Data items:
_ _ _ _ _ _ _
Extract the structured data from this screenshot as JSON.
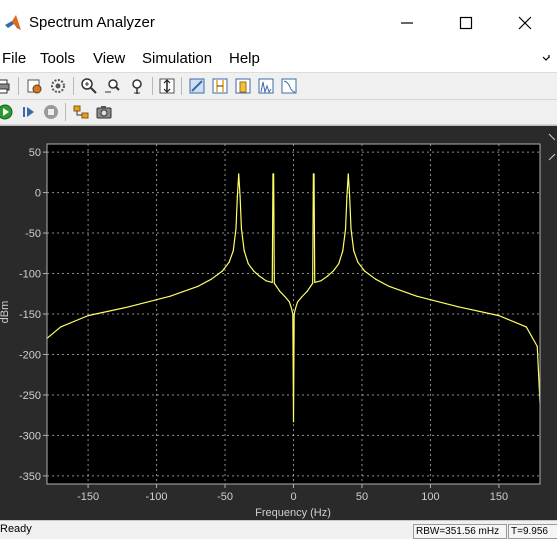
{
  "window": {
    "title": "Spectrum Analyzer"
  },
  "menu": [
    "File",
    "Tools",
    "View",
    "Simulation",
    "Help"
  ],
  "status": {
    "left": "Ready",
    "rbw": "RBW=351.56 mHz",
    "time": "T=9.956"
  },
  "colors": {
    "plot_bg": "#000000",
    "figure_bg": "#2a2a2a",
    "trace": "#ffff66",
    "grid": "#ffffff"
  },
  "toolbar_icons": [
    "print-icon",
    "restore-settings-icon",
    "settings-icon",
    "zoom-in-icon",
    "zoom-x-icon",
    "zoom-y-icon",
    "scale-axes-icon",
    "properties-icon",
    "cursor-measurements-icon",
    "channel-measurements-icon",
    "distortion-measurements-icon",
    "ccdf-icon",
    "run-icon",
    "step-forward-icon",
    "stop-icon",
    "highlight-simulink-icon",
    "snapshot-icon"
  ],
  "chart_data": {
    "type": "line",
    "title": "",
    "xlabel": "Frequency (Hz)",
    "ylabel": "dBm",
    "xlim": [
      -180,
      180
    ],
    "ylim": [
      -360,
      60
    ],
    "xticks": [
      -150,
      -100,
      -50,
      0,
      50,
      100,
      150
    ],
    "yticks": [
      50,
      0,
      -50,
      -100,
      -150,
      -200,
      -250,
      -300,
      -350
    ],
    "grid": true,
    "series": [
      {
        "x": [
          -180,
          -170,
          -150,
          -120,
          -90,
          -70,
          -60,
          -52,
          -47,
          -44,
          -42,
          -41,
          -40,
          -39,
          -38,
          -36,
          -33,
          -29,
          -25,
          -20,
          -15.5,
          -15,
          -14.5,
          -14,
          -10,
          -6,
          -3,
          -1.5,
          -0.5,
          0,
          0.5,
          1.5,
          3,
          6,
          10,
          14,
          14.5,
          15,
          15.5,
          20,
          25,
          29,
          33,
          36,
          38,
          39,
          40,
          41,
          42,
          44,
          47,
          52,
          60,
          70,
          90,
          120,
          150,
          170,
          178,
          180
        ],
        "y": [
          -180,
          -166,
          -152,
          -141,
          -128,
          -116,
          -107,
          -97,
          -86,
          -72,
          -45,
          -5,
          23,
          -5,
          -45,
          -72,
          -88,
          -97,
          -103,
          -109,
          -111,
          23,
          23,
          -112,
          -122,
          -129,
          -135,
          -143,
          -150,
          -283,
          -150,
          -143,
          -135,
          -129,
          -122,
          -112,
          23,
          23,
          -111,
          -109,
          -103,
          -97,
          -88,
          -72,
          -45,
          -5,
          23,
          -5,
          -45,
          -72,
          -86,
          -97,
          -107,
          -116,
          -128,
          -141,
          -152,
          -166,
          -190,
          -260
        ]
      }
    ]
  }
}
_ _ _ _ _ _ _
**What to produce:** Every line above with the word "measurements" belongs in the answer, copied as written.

**Result for this task:**
    "cursor-measurements-icon",
    "channel-measurements-icon",
    "distortion-measurements-icon",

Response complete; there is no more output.